You may not sleep well tonight

Every evening, Robert paints at the front table in a small cafe on Greene street. He wears a backwards baseball cap, a shock of messy grey hair sticking out the back. He’s old and thin. Tattoos cover his right forearm.

Before he begins, he pulls out a metal desk lamp and plugs it into the wall socket. He shines the light on two notebooks filled with paintings.

Next to the notebooks he places two boxes of pastels, six tiny jars of acrylics, thin brushes, and a third notebook used for sketches. He drinks from a glass of water and considers his work.

From the street, he looks like a drunk, worn out and redfaced. As he works, well-dressed women stare at him from the street. Robert looks at them wild-eyed and they scurrie off.

At half past eleven, Robert stops working and places each item, the notebooks, paints, brushes, and pastels, neatly into a red duffle bag. He’s careful to put each object in its proper place.

He finishes his routine by turning off the desk lamp and putting it into his backpack. Old time jazz plays on the cafe speakers.

Sometime before midnight, he takes his backpack and duffle and walks out into the cool night air. He passes the bank and the realtor’s office turning left toward the beach. He no longer sleeps on the sand because the beach patrol wakes him too early. Instead he heads for the small walkway behind the shops on Main street. Between a dumpster and a bush lies a ten by four foot space of grass that fits his sleeping pad and blanket.

At midnight, the church bells ring. Robert lays his head down on his jacket. He hears a radiator click on and then looks up at the sky. The weather is getting colder he thinks and then pulls his blanket tightly around his neck.

H.A.G is the Name of the Bar

Across the dead street lives a karaoke bar that smells of seafood and tacos. The neon sign spells out the initials H.A.G. There are no windows except for a small horizontal pane of glass at the top of the door. If you look through it, you’ll see bodies pressed up against each other moving through a fog of smoke and sweat. Tiny red lights pop in an out at various points. There’s a rumble of sound but you can’t make out anything definitive.

On most nights after work, Corey walks by the bar without noticing it. He’s wrapped up in his thoughts, his body tight from sitting at a desk all day. Tonight, the sky is oil black and the street is silent. He hears the smack of his rubber shoes on the pavement and goes inside.

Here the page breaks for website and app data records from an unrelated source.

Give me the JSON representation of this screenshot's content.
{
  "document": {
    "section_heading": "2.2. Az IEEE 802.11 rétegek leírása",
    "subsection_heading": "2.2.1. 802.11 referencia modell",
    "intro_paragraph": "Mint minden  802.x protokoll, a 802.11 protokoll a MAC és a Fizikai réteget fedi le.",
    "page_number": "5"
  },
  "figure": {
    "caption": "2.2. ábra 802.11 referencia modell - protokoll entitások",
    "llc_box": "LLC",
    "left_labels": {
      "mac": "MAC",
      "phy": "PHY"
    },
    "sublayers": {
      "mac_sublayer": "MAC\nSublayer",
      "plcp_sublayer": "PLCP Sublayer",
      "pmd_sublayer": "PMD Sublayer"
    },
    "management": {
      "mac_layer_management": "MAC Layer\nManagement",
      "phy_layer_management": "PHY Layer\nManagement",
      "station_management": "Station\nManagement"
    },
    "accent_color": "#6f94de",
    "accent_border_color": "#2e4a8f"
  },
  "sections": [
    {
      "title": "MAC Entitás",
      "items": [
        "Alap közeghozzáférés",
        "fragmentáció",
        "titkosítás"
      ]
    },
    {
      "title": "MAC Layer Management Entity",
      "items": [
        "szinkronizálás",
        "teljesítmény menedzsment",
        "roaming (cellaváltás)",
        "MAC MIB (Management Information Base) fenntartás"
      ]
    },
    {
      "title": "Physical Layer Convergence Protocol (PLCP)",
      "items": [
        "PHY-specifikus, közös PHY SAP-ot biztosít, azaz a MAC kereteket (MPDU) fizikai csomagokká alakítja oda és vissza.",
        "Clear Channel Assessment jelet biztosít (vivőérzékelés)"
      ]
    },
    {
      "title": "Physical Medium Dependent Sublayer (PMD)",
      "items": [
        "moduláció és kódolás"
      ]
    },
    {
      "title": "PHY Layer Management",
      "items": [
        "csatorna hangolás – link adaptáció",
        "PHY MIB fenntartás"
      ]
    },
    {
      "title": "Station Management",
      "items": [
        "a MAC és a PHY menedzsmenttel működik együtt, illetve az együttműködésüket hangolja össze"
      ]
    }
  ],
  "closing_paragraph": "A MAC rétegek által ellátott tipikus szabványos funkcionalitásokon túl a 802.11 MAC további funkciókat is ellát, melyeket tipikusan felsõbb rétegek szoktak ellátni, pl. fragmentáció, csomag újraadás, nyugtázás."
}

Four hours from now when the street is a corpse, Corey will exit the bar without his jacket or wallet wearing lipstick and eyeliner. His hair will smell of shrimp and his shoes will be dirty. He will not know what the initials H.A.G mean.

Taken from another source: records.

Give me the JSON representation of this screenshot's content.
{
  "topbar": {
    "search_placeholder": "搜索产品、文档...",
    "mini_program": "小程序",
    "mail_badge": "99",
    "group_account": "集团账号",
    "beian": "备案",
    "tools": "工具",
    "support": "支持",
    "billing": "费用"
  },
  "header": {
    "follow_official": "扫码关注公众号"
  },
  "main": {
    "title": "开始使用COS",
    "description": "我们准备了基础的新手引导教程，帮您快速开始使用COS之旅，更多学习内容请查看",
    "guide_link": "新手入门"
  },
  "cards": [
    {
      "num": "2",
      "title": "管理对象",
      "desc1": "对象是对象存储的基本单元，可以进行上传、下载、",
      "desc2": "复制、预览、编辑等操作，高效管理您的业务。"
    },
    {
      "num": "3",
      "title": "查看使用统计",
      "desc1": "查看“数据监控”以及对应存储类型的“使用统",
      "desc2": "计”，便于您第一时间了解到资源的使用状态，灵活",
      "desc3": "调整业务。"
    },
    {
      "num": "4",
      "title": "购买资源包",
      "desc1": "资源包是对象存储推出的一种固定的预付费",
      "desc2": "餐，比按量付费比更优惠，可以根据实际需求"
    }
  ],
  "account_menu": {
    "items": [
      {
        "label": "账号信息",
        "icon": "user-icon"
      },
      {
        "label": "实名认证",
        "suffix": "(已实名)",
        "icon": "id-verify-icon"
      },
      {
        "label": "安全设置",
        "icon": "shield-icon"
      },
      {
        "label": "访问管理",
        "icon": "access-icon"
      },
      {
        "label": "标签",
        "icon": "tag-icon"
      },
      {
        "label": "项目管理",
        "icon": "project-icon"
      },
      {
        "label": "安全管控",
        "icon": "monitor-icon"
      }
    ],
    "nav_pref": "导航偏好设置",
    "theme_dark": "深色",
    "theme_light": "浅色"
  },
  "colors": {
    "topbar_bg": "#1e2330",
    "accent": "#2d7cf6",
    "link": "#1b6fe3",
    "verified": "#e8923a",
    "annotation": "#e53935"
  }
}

Down the street he’ll feel the cold air on his thin arms, shiver slightly, and look back to the bar. He’ll wonder if he went inside with a jacket, realize he had, but decide not to go back in. The night will plaster itself on his temple, heavy and thick, and the only sound will remain the faint hum of Stevie wonder’s voice.